As a candidate in 2016, Donald Trump campaigned against national security conservatism, or what Harvard’s Stephen Walt calls “liberal hegemony.” Like just about everything beyond judicial appointments and the tax code, the 45th president was unable to follow through. In The Hell of Good Intentions, Walt eloquently offers two reasons why.
First, President Trump was an ineffective commander-in-chief:
As president, Trump had a golden opportunity to place U.S. foreign policy on a sounder footing. As shown in chapter 3, there is a persistent gap between the foreign policy community’s views on foreign policy and the views of most Americans. The general public rejects isolationism, but it favors a more restrained grand strategy than most members of the foreign policy community do. In theory, Trump could have built on that base of support, sought out members of the foreign policy community who recognized that the pursuit of liberal hegemony had gone astray, and worked with America’s partners to bring U.S. interests and commitments into better balance without destabilizing key regions. On some issues—such as international trade—Trump could have pressed for the judicious updating of existing institutions and trade arrangements, at the same time preserving an open economic order and defending America’s central position within it. Properly implemented, a carefully managed shift to a more realistic grand strategy would have kept the United States secure and prosperous while freeing up the resources needed to address pressing domestic priorities.
It was not to be. Having promised to “shake the rust off American foreign policy,” Trump’s presidency began with a flurry of unconventional moves that reinforced the skepticism of the foreign policy establishment and united key elements of it against him even more strongly. Global realities and resistance from the foreign policy “Blob” began to rein Trump in, and the opportunity for a positive shift in strategy was lost. A year later, many of the policies Trump inherited were still in place and key elements of liberal hegemony were intact. In the war between Trump and tradition, tradition won most of the initial battles.
Which is not to say that Trump had no impact. Modern presidents enjoy considerable latitude in the conduct of foreign policy, and what they say and how they say it—whether in person or on Twitter—can be as important as what they do. These powers allowed Trump to have a significant effect on U.S. foreign policy and on America’s standing in the world, despite the opposition he faced.

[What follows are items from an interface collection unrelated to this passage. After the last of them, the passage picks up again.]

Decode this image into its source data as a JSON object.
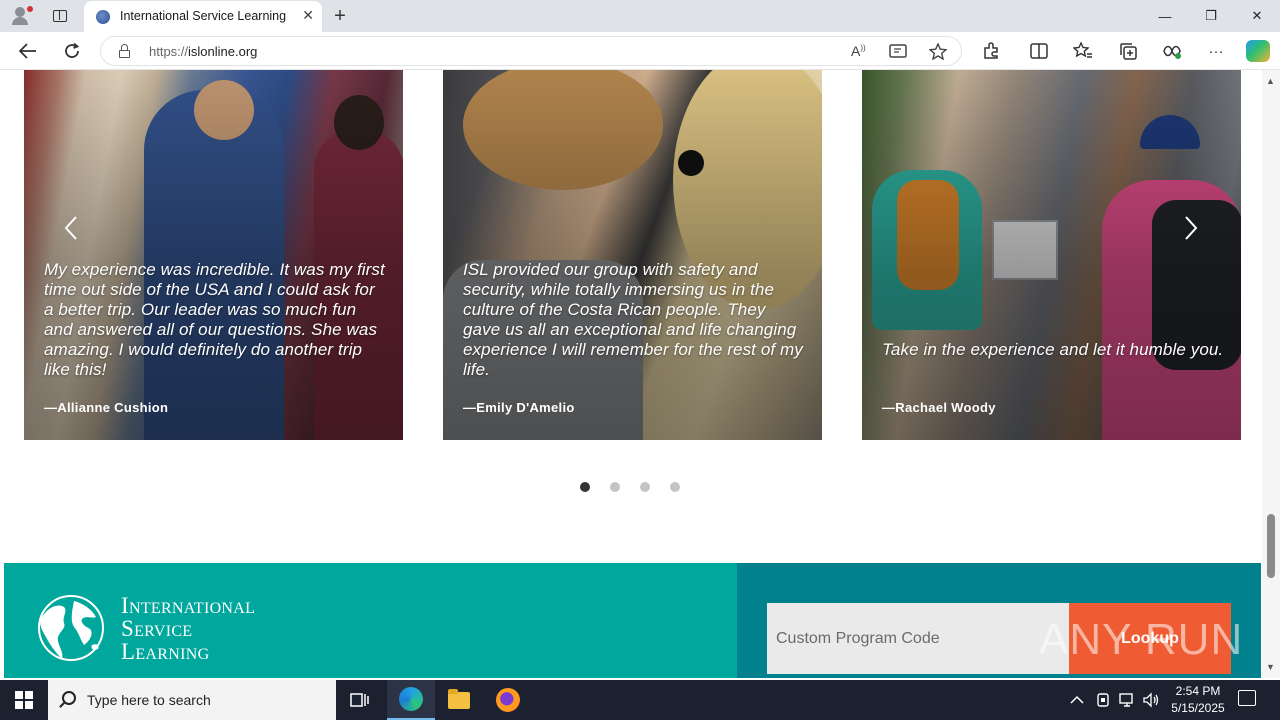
{
  "browser": {
    "tab_title": "International Service Learning",
    "url_protocol": "https://",
    "url_host": "islonline.org",
    "new_tab_symbol": "+",
    "tab_close_symbol": "✕",
    "window_controls": {
      "minimize": "—",
      "restore": "❐",
      "close": "✕"
    },
    "icons": [
      "profile-icon",
      "tab-actions-icon",
      "back-icon",
      "refresh-icon",
      "lock-icon",
      "read-aloud-icon",
      "immersive-reader-icon",
      "favorite-star-icon",
      "extensions-icon",
      "split-screen-icon",
      "favorites-icon",
      "collections-icon",
      "browser-essentials-icon",
      "more-icon",
      "copilot-icon"
    ]
  },
  "testimonials": [
    {
      "quote": "My experience was incredible. It was my first time out side of the USA and I could ask for a better trip. Our leader was so much fun and answered all of our questions. She was amazing. I would definitely do another trip like this!",
      "author": "—Allianne Cushion"
    },
    {
      "quote": "ISL provided our group with safety and security, while totally immersing us in the culture of the Costa Rican people. They gave us all an exceptional and life changing experience I will remember for the rest of my life.",
      "author": "—Emily D'Amelio"
    },
    {
      "quote": "Take in the experience and let it humble you.",
      "author": "—Rachael Woody"
    }
  ],
  "carousel": {
    "prev_symbol": "‹",
    "next_symbol": "›",
    "dot_count": 4,
    "active_dot": 1
  },
  "footer": {
    "logo_line1": "International",
    "logo_line2": "Service",
    "logo_line3": "Learning",
    "code_placeholder": "Custom Program Code",
    "lookup_label": "Lookup",
    "watermark": "ANY RUN",
    "colors": {
      "left": "#00a79d",
      "right": "#00818d",
      "button": "#ef5b32"
    }
  },
  "taskbar": {
    "search_placeholder": "Type here to search",
    "time": "2:54 PM",
    "date": "5/15/2025",
    "icons": [
      "windows-start-icon",
      "search-icon",
      "task-view-icon",
      "edge-icon",
      "file-explorer-icon",
      "firefox-icon",
      "chevron-up-icon",
      "network-icon",
      "volume-icon",
      "notification-icon"
    ]
  }
}
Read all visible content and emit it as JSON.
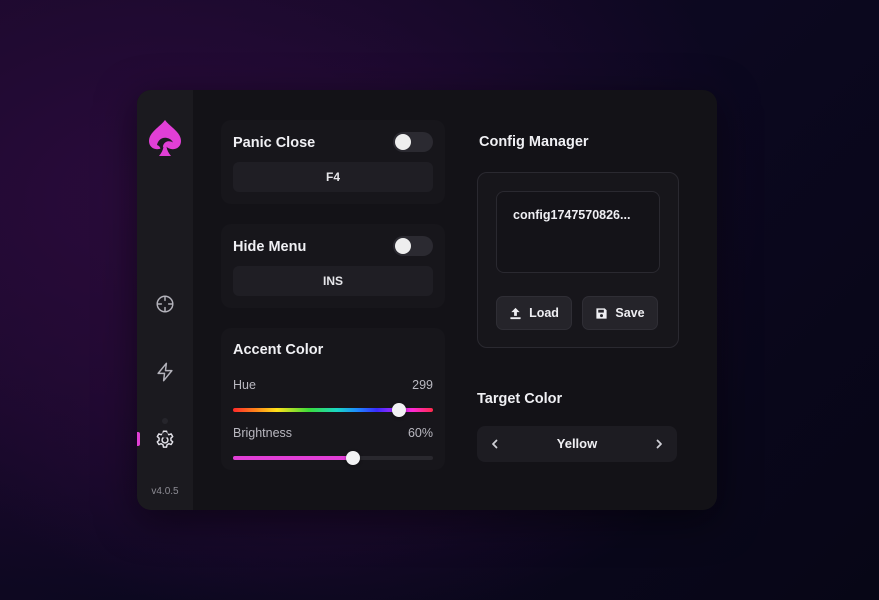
{
  "app": {
    "version": "v4.0.5",
    "accent_color": "#e13fd6"
  },
  "sidebar": {
    "items": [
      {
        "icon": "crosshair-icon",
        "active": false
      },
      {
        "icon": "lightning-icon",
        "active": false
      },
      {
        "icon": "gear-icon",
        "active": true
      }
    ]
  },
  "panic_close": {
    "label": "Panic Close",
    "enabled": false,
    "key": "F4"
  },
  "hide_menu": {
    "label": "Hide Menu",
    "enabled": false,
    "key": "INS"
  },
  "accent_color": {
    "title": "Accent Color",
    "hue": {
      "label": "Hue",
      "value": "299",
      "fraction": 0.83
    },
    "brightness": {
      "label": "Brightness",
      "value": "60%",
      "fraction": 0.6
    }
  },
  "config_manager": {
    "title": "Config Manager",
    "entries": [
      "config1747570826..."
    ],
    "load_label": "Load",
    "save_label": "Save"
  },
  "target_color": {
    "title": "Target Color",
    "value": "Yellow"
  }
}
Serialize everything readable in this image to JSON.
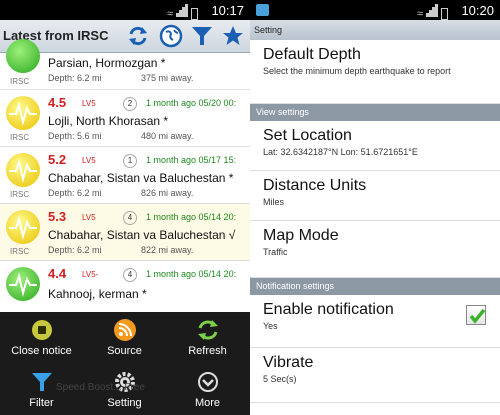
{
  "left": {
    "status_time": "10:17",
    "header_title": "Latest from IRSC",
    "header_icons": [
      "refresh-icon",
      "globe-icon",
      "filter-icon",
      "star-icon"
    ],
    "quakes": [
      {
        "place": "Parsian, Hormozgan *",
        "depth": "Depth: 6.2 mi",
        "distance": "375 mi away.",
        "source": "IRSC"
      },
      {
        "mag": "4.5",
        "level": "LV5",
        "count": "2",
        "ago": "1 month ago 05/20 00:",
        "place": "Lojli, North Khorasan *",
        "depth": "Depth: 5.6 mi",
        "distance": "480 mi away.",
        "source": "IRSC"
      },
      {
        "mag": "5.2",
        "level": "LV5",
        "count": "1",
        "ago": "1 month ago 05/17 15:",
        "place": "Chabahar, Sistan va Baluchestan *",
        "depth": "Depth: 6.2 mi",
        "distance": "826 mi away.",
        "source": "IRSC"
      },
      {
        "mag": "5.3",
        "level": "LV5",
        "count": "4",
        "ago": "1 month ago 05/14 20:",
        "place": "Chabahar, Sistan va Baluchestan √",
        "depth": "Depth: 6.2 mi",
        "distance": "822 mi away.",
        "source": "IRSC"
      },
      {
        "mag": "4.4",
        "level": "LV5-",
        "count": "4",
        "ago": "1 month ago 05/14 20:",
        "place": "Kahnooj, kerman *",
        "source": "IRSC"
      }
    ],
    "menu": [
      {
        "label": "Close notice",
        "icon": "close-notice-icon"
      },
      {
        "label": "Source",
        "icon": "rss-source-icon"
      },
      {
        "label": "Refresh",
        "icon": "refresh-icon"
      },
      {
        "label": "Filter",
        "icon": "filter-icon"
      },
      {
        "label": "Setting",
        "icon": "gear-icon"
      },
      {
        "label": "More",
        "icon": "more-icon"
      }
    ],
    "behind_text": "Speed Boost... Free"
  },
  "right": {
    "status_time": "10:20",
    "title": "Setting",
    "default_depth": {
      "title": "Default Depth",
      "summary": "Select the minimum depth earthquake to report"
    },
    "section_view": "View settings",
    "set_location": {
      "title": "Set Location",
      "summary": "Lat: 32.6342187°N  Lon: 51.6721651°E"
    },
    "distance_units": {
      "title": "Distance Units",
      "summary": "Miles"
    },
    "map_mode": {
      "title": "Map Mode",
      "summary": "Traffic"
    },
    "section_notification": "Notification settings",
    "enable_notification": {
      "title": "Enable notification",
      "summary": "Yes",
      "checked": true
    },
    "vibrate": {
      "title": "Vibrate",
      "summary": "5 Sec(s)"
    }
  },
  "colors": {
    "magnitude": "#d12020",
    "time_ago": "#1e8a1e",
    "accent_blue": "#1a5fb4",
    "section": "#8d98a5"
  }
}
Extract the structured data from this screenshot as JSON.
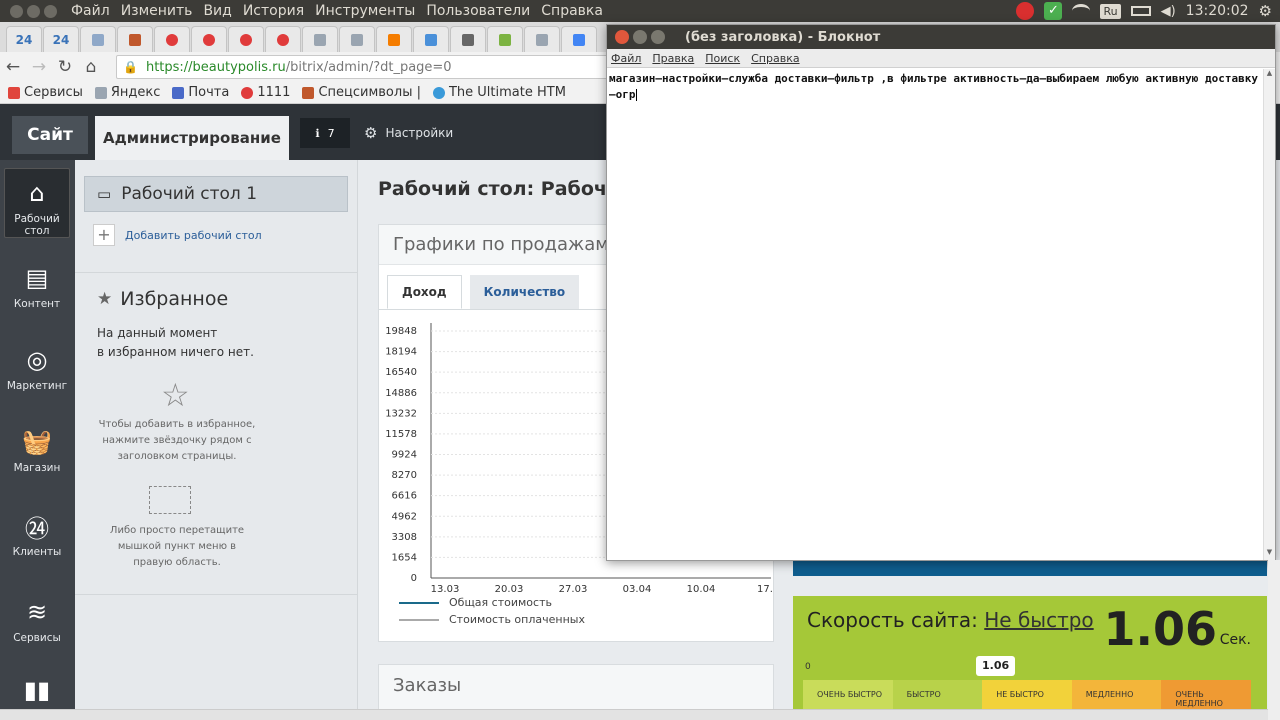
{
  "os_bar": {
    "menu": [
      "Файл",
      "Изменить",
      "Вид",
      "История",
      "Инструменты",
      "Пользователи",
      "Справка"
    ],
    "lang": "Ru",
    "time": "13:20:02"
  },
  "browser": {
    "tabs": [
      {
        "label": "24",
        "icon": "bitrix24-icon",
        "color": "#3a73b8"
      },
      {
        "label": "24",
        "icon": "bitrix24-icon",
        "color": "#3a73b8"
      },
      {
        "label": "",
        "icon": "page-icon",
        "color": "#8fa8c8"
      },
      {
        "label": "",
        "icon": "squares-icon",
        "color": "#c0582c"
      },
      {
        "label": "",
        "icon": "red-circle-icon",
        "color": "#e03b3b"
      },
      {
        "label": "",
        "icon": "red-circle-icon",
        "color": "#e03b3b"
      },
      {
        "label": "",
        "icon": "red-circle-icon",
        "color": "#e03b3b"
      },
      {
        "label": "",
        "icon": "red-circle-icon",
        "color": "#e03b3b"
      },
      {
        "label": "",
        "icon": "document-icon",
        "color": "#9aa5b1"
      },
      {
        "label": "",
        "icon": "document-icon",
        "color": "#9aa5b1"
      },
      {
        "label": "",
        "icon": "blogger-icon",
        "color": "#f57d00"
      },
      {
        "label": "",
        "icon": "check-icon",
        "color": "#4a90d9"
      },
      {
        "label": "",
        "icon": "tool-icon",
        "color": "#666666"
      },
      {
        "label": "",
        "icon": "leaf-icon",
        "color": "#7cb342"
      },
      {
        "label": "",
        "icon": "document-icon",
        "color": "#9aa5b1"
      },
      {
        "label": "",
        "icon": "docs-icon",
        "color": "#4285f4"
      }
    ],
    "url_host": "https://beautypolis.ru",
    "url_path": "/bitrix/admin/?dt_page=0",
    "bookmarks": [
      {
        "label": "Сервисы",
        "icon": "apps-icon",
        "color": "#e0453c"
      },
      {
        "label": "Яндекс",
        "icon": "document-icon",
        "color": "#9aa5b1"
      },
      {
        "label": "Почта",
        "icon": "mail-icon",
        "color": "#4a6ac8"
      },
      {
        "label": "1111",
        "icon": "red-circle-icon",
        "color": "#e03b3b"
      },
      {
        "label": "Спецсимволы |",
        "icon": "squares-icon",
        "color": "#c0582c"
      },
      {
        "label": "The Ultimate HTM",
        "icon": "globe-icon",
        "color": "#3a9ad9"
      }
    ]
  },
  "admin": {
    "site_label": "Сайт",
    "admin_label": "Администрирование",
    "notify_count": "7",
    "settings_label": "Настройки"
  },
  "leftnav": [
    {
      "label": "Рабочий стол",
      "icon": "home-icon"
    },
    {
      "label": "Контент",
      "icon": "document-icon"
    },
    {
      "label": "Маркетинг",
      "icon": "target-icon"
    },
    {
      "label": "Магазин",
      "icon": "basket-icon"
    },
    {
      "label": "Клиенты",
      "icon": "clients-24-icon"
    },
    {
      "label": "Сервисы",
      "icon": "layers-icon"
    },
    {
      "label": "",
      "icon": "bar-chart-icon"
    }
  ],
  "panel": {
    "desktop_label": "Рабочий стол 1",
    "add_desktop": "Добавить рабочий стол",
    "favorites_title": "Избранное",
    "favorites_empty_1": "На данный момент",
    "favorites_empty_2": "в избранном ничего нет.",
    "hint_star": "Чтобы добавить в избранное, нажмите звёздочку рядом с заголовком страницы.",
    "hint_drag": "Либо просто перетащите мышкой пункт меню в правую область."
  },
  "main": {
    "page_title": "Рабочий стол: Рабочи",
    "sales_title": "Графики по продажам",
    "tab_income": "Доход",
    "tab_quantity": "Количество",
    "legend_total": "Общая стоимость",
    "legend_paid": "Стоимость оплаченных",
    "orders_title": "Заказы"
  },
  "chart_data": {
    "type": "line",
    "title": "",
    "xlabel": "",
    "ylabel": "",
    "y_ticks": [
      0,
      1654,
      3308,
      4962,
      6616,
      8270,
      9924,
      11578,
      13232,
      14886,
      16540,
      18194,
      19848
    ],
    "ylim": [
      0,
      19848
    ],
    "x_ticks": [
      "13.03",
      "20.03",
      "27.03",
      "03.04",
      "10.04",
      "17."
    ],
    "series": [
      {
        "name": "Общая стоимость",
        "color": "#1a6a8a"
      },
      {
        "name": "Стоимость оплаченных",
        "color": "#aaaaaa"
      }
    ]
  },
  "speed": {
    "label": "Скорость сайта:",
    "value_text": "Не быстро",
    "number": "1.06",
    "unit": "Сек.",
    "zero": "0",
    "marker": "1.06",
    "scale": [
      {
        "label": "Очень быстро",
        "color": "#c9dc5a"
      },
      {
        "label": "Быстро",
        "color": "#b8d24a"
      },
      {
        "label": "Не быстро",
        "color": "#f2d23a"
      },
      {
        "label": "Медленно",
        "color": "#f3b53a"
      },
      {
        "label": "Очень медленно",
        "color": "#ef9a33"
      }
    ]
  },
  "notepad": {
    "title": "(без заголовка) - Блокнот",
    "menu": [
      "Файл",
      "Правка",
      "Поиск",
      "Справка"
    ],
    "text": "магазин—настройки—служба доставки—фильтр ,в фильтре активность–да—выбираем любую активную доставку—огр"
  }
}
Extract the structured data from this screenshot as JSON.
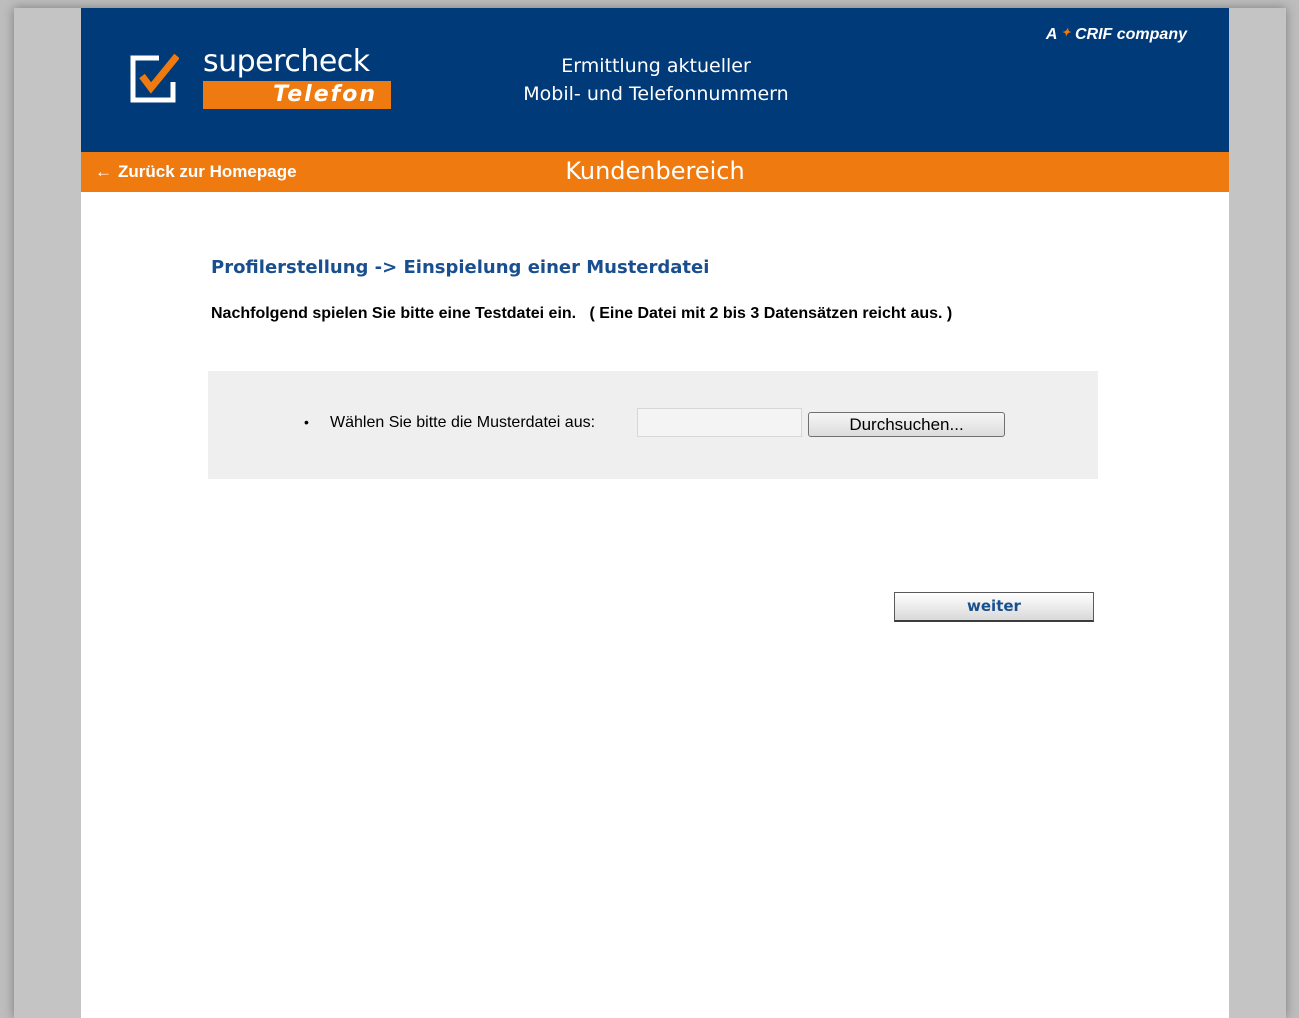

Unfortunately, Trump’s impact has been almost entirely negative. The United States is still pursuing a misguided grand strategy, but the captain of the ship of state is an ill-informed and incompetent skipper lacking accurate charts, an able crew, or a clear destination. The United States is still overcommitted around the world, with its military forces fighting active insurgencies in many countries. It continues to spend far more on national security than any other country does, despite recurring fiscal problems and compelling domestic needs. Long the linchpin of the global economy, its commitment to an open trading order is in serious doubt. Meanwhile, Trump’s erratic, combative, self-indulgent, and decidedly unpresidential behavior has alarmed key allies and created inviting opportunities for America’s rivals. Instead of orchestrating a well-designed move away from liberal hegemony and toward a more sensible strategy, Trump has abandoned hard-won positions of influence for no discernible gains and has cast doubt on whether the United States can be relied upon to carry out a successful foreign policy. Instead of “making America great again,” Trump has accelerated its decline.
As president, Trump ended up embracing the worst features of liberal hegemony—overreliance on military force, disinterest in diplomacy, and a tendency toward unilateralism—while turning his back on its positive aspirations, such as support for human rights and the preservation of an open, rules-based world economy. When combined with his ignorance, chaotic management style, and impulsive decision-making, the result was a steady erosion in America’s global position.
The second reason Trump was unable to dislodge the policy footing of America’s military-industrial complex is more subtle:
Proponents of liberal hegemony also benefit from the enduring power of nationalism, including the reverence accorded the military as the embodiment of patriotic service. In a country where sports events typically begin with the national anthem and feature color guards, tributes to veterans, or awe-inducing flybys by B-2 bombers, advocates of military dominance and global leadership enjoy powerful rhetorical advantages while advocates of restraint risk being seen as favoring a weaker America. No wonder the Defense Department paid at least fifty professional sports teams a total of $10 million to conduct patriotic ceremonies at games as part of a broader campaign to reinforce public support and enhance recruiting. In effect, U.S. taxpayers were paying for a public relations program designed in part to convince them to pay even more.
President Trump embraced this aspect of national security conservatism, the regalia. All presidents do, but Trump took it to another level, asking for military parades that even made the DoD blush in embarrassment.
Walt’s observations help explain why Trump sought increased defense spending which precluded the very economic benefit of reducing the size and scope of America’s military commitment to the world. Getting allies to spend more on their own defense means little if we are going to spend even more anyway. Trump had an opportunity to forge a bipartisan transformation of American defense strategy. For a variety of reasons, he squandered it.
Eric Shierman lives in Salem and is the author of We were winning when I was there.